  • Desire by “experts” to build conventional, straight-wing fighters vice the swept-wing F-86 due to “complexity” & concern over “new” technology would have fundamentally changed outcome of Korean Conflict – as control of peninsula would have been near impossible under massive, hostile air campaign & loss of ROK would have been an much different dynamic in “Cold War”
  • Desire to “kill” F-15 by politicians & OSD program ”experts” due to complexity & “cost” would have fundamentally changed outcome of combat since SEA (100+ to 0 kill ratio – highest in history).
  • Desire to “kill” F-22 by politicians & OSD program “experts” due to complexity & “cost” has not fully played out…alternatives limited in altitude & speed as well as potential survivability challenges.
  • Additional decisions by politicians & “experts” that have not fully played out include: continued delay of fielding aerial tanker, continued delay of fielding survivable / mission capable CSAR helicopter, continued delay in fielding mission capable satellite & launch systems…as well as continued delay in fielding next generation, penetrating long range strike a/c (bomber).

F-86 in Flight (Credit: in Flight (Credit:

Second, he warned against building too specialized a force, and here had in mind the overinvestment in COIN capabilities, when the world is so uncertain. He argued for multi-mission, full spectrum forces to shape future capability.  And he argued that the 5th generation aircraft should be understood in this sense, rather asserting as many do that these capabilities are highly specialized and designed to operate only on the high-end threat spectrum.

Leadership (civilian & uniformed) must realize that forces organized, trained & equipped to focus on only a portion of the spectrum, i.e. – irregular warfare, COIN or counter-terrorism potentially become useless…even in those applications without ability to capture & maintain aerial dominance.

Fighting the Boer War and Late 19th Century COIN Operatons as the Method of Warfare for the Future (Credit:
Fighting the Boer War and Late 19th Century COIN Operatons as the Method of Warfare for the Future )

He provided the example of the Boer war and the irrelevance of that experience to the combat capability, which England would then need in WWI.

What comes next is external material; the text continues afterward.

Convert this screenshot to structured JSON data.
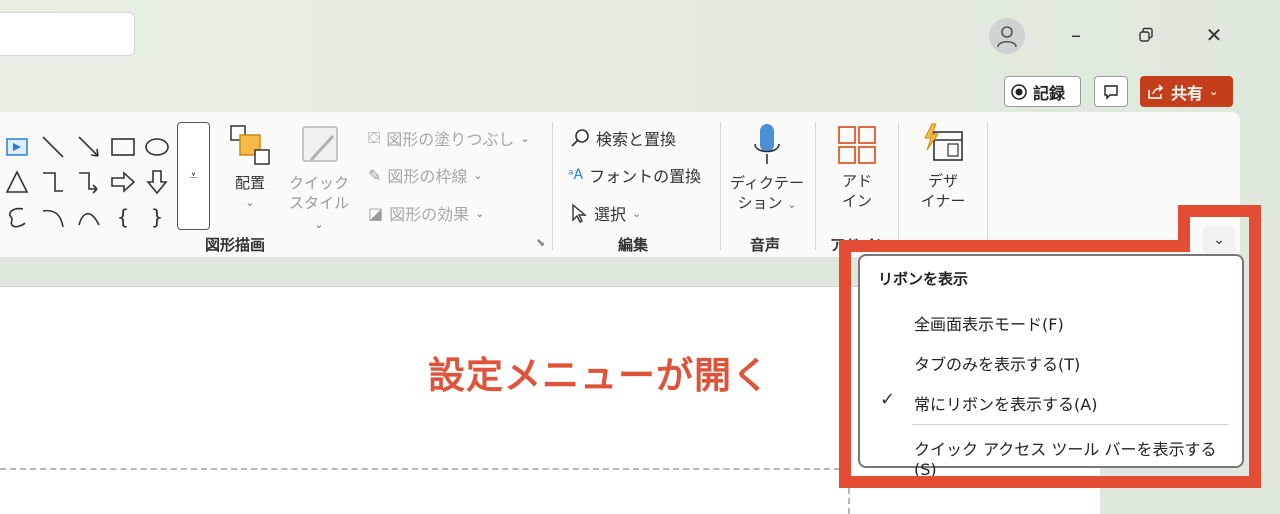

England eventually deployed 400,000 troops into South Africa to fight Boars at end of 19th Cent…convincing themselves that COIN ops / irregular warfare was the future. Their organizations, training & equipage was focused on COIN resulting in serious challenges & losses a decade later in the trenches of Belgium when a most lethal opponent (Germany) decided to fight a conventional fight, on a global scale.

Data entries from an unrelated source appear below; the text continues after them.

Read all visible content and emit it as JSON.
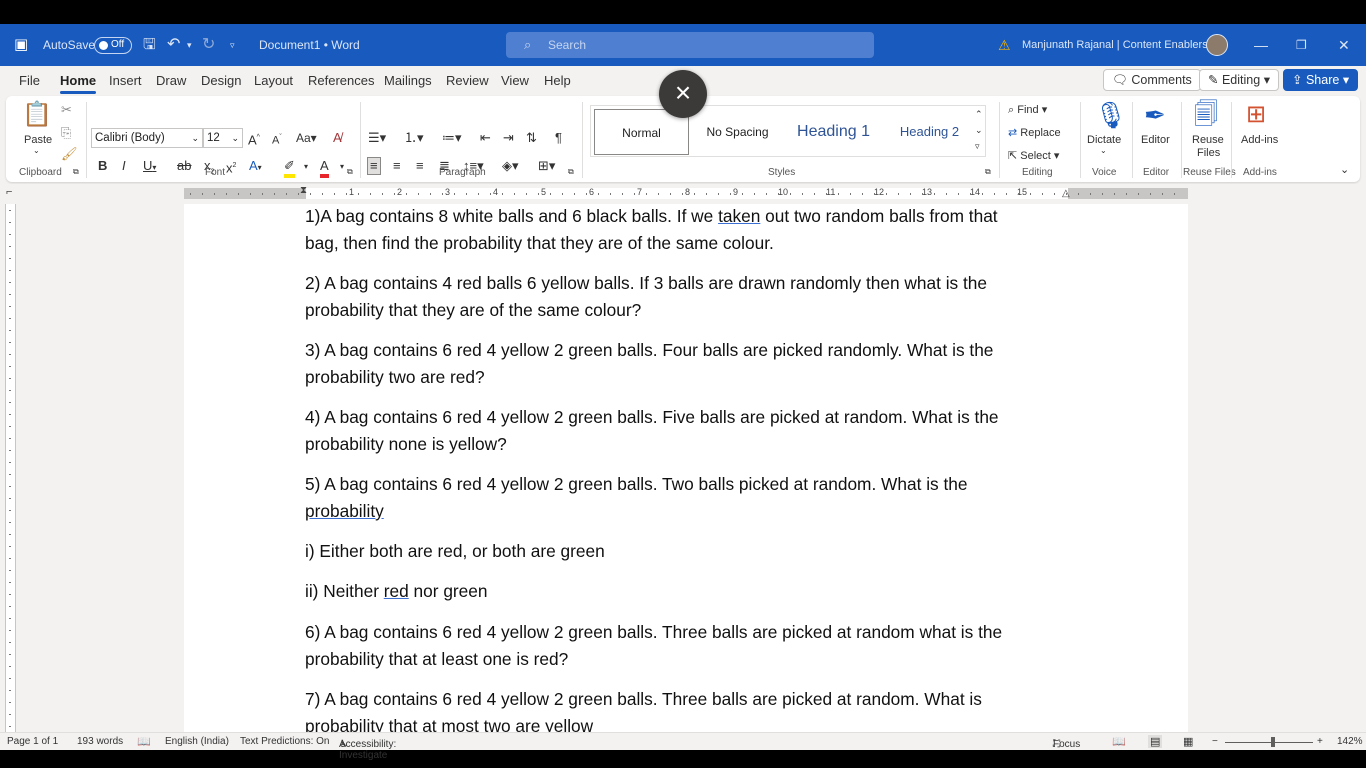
{
  "titlebar": {
    "autosave_label": "AutoSave",
    "autosave_state": "Off",
    "doc_title": "Document1",
    "app_sep": "•",
    "app_name": "Word",
    "search_placeholder": "Search",
    "user_name": "Manjunath Rajanal | Content Enablers"
  },
  "menu": {
    "tabs": [
      "File",
      "Home",
      "Insert",
      "Draw",
      "Design",
      "Layout",
      "References",
      "Mailings",
      "Review",
      "View",
      "Help"
    ],
    "comments_label": "Comments",
    "editing_label": "Editing",
    "share_label": "Share"
  },
  "ribbon": {
    "clipboard": {
      "paste": "Paste",
      "group": "Clipboard"
    },
    "font": {
      "family": "Calibri (Body)",
      "size": "12",
      "group": "Font"
    },
    "paragraph": {
      "group": "Paragraph"
    },
    "styles": {
      "items": [
        "Normal",
        "No Spacing",
        "Heading 1",
        "Heading 2"
      ],
      "group": "Styles"
    },
    "editing": {
      "find": "Find",
      "replace": "Replace",
      "select": "Select",
      "group": "Editing"
    },
    "voice": {
      "dictate": "Dictate",
      "group": "Voice"
    },
    "editor": {
      "label": "Editor",
      "group": "Editor"
    },
    "reuse": {
      "label1": "Reuse",
      "label2": "Files",
      "group": "Reuse Files"
    },
    "addins": {
      "label": "Add-ins",
      "group": "Add-ins"
    }
  },
  "ruler": {
    "numbers": [
      "1",
      "2",
      "3",
      "4",
      "5",
      "6",
      "7",
      "8",
      "9",
      "10",
      "11",
      "12",
      "13",
      "14",
      "15"
    ]
  },
  "document": {
    "p1a": "1)A bag contains 8 white balls and 6 black balls. If we ",
    "p1u": "taken",
    "p1b": " out two random balls from that",
    "p1c": "bag, then find the probability that they are of the same colour.",
    "p2a": "2) A bag contains 4 red balls 6 yellow balls. If 3 balls are drawn randomly then what is the",
    "p2b": "probability that they are of the same colour?",
    "p3a": "3) A bag contains 6 red 4 yellow 2 green balls. Four balls are picked randomly. What is the",
    "p3b": "probability two are red?",
    "p4a": "4) A bag contains 6 red 4 yellow 2 green balls. Five balls are picked at random. What is the",
    "p4b": "probability none is yellow?",
    "p5a": "5) A bag contains 6 red 4 yellow 2 green balls. Two balls picked at random. What is the",
    "p5b": "probability",
    "p6": "i) Either both are red, or both are green",
    "p7a": "ii) Neither ",
    "p7u": "red",
    "p7b": " nor green",
    "p8a": "6)  A bag contains 6 red 4 yellow 2 green balls. Three balls are picked at random what is the",
    "p8b": "probability that at least one is red?",
    "p9a": "7) A bag contains 6 red 4 yellow 2 green balls. Three balls are picked at random. What is",
    "p9b": "probability that at most two are yellow"
  },
  "status": {
    "page": "Page 1 of 1",
    "words": "193 words",
    "language": "English (India)",
    "predictions": "Text Predictions: On",
    "accessibility": "Accessibility: Investigate",
    "focus": "Focus",
    "zoom": "142%"
  },
  "colors": {
    "accent": "#185abd",
    "ribbon_bg": "#f3f2f1"
  }
}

Strategic failure is inevitable with such an approach.

Failure to grasp the requirements of full spectrum operations will result in traditional forces / equipment employed in COIN or irregular missions within non-permissive scenarios also become useless with opponent’s fielding of next generation IADS (Vulnerability of UAVs, cargo/mobility, helo, C2/ISR systems, etc. – highlighted against latest fighter & SAM employment).

And he warned that hope is not a “plan for defending our people against a most uncertain future.”

Contemporary decisions must be tempered with actual combat experience & a truthful assessment of potential threat systems & truthful mission area analysis – to balance acquisition of “full spectrum” capabilities & capacities…and, not be lulled into a “hopeful” strategic setting or the latest “fad” (proliferation of UAVs, COIN specific a/c, unique anti-IED vehicles, etc.).